While the report found significant disparity between the instructions and the declared result in only 9 instances, the report notes that it is likely that further anomalies will have occurred based on assumptions about the likely voting activities of institutional investors outside of the specific sample.
The report outlines evidence of a number of operational weaknesses in the systems used to cast votes including unrealistic deadlines for sub-custodian messages, lack of reconciliation of holdings data with votes lodged and the extensive use of faxes to submit proxies.
On the part of companies and their registries, the report notes differing practices regarding voting exclusions (particularly on capital raising resolutions), a low take up of institutional electronic proxy lodgement (around 17%), the lack of an audit trail, and a propensity to pass resolutions by show of hands from those present at the meeting (70% of all cases) rather than call a poll to count the proxies submitted by all investors.
The report provides a series of recommended changes to existing market practices and potential regulatory reforms to improve Australia’s proxy voting system. These recommendations include:

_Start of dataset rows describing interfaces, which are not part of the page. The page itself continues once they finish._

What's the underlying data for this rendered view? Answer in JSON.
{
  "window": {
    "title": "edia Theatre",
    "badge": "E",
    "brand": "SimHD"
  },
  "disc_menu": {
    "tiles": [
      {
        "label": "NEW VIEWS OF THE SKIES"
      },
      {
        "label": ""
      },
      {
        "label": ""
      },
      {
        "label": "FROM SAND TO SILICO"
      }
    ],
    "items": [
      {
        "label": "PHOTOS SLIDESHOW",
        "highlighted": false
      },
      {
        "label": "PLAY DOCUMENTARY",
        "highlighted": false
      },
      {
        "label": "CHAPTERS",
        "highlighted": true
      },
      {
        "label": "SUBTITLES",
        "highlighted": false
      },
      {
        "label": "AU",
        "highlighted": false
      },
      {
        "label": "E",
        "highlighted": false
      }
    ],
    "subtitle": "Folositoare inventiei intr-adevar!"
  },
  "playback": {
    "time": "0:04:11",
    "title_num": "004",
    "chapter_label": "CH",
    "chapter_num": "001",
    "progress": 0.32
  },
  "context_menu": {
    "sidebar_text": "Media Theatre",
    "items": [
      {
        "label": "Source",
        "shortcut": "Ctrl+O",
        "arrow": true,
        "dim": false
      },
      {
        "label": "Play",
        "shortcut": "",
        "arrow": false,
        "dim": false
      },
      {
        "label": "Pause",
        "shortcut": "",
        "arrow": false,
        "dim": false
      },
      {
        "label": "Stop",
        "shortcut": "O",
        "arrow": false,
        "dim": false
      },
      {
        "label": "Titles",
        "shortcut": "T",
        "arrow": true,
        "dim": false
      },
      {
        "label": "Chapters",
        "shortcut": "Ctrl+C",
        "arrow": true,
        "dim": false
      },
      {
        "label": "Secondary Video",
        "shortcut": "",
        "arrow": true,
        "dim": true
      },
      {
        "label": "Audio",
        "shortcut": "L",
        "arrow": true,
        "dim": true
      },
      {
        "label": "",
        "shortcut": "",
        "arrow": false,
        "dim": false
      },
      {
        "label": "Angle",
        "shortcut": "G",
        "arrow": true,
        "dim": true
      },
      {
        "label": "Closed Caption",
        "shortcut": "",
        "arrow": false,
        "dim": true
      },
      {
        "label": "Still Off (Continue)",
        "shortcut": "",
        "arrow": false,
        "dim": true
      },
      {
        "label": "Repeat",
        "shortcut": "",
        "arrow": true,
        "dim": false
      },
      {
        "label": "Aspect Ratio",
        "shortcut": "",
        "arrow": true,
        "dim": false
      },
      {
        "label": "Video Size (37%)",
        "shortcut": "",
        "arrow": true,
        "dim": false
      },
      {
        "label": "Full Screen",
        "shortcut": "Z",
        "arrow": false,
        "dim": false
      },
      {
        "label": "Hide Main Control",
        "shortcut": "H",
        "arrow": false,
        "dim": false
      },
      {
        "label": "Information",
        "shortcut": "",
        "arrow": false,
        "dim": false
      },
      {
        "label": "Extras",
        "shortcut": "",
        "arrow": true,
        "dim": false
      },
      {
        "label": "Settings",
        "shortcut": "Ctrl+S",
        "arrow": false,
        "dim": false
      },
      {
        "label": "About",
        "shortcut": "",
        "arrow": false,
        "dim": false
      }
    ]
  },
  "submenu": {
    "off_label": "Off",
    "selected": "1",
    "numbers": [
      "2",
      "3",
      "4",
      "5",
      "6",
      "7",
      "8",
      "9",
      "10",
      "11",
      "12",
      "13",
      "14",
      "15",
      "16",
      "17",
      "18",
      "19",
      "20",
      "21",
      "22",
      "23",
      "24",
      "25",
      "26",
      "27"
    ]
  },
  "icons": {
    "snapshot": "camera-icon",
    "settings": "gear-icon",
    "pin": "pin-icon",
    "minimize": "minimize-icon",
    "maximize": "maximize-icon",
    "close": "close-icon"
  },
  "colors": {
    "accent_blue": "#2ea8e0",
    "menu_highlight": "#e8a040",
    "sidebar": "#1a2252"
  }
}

- a separation of the cut-off dates for voting entitlements and vote lodgement;
- the ability for shareholders to appoint independent scrutineers to review tight results; and
- a requirement for all listed company resolutions to be resolved by poll and not a show of hands.
See the report.
See ACSI’s media release, dated 19 October 2012.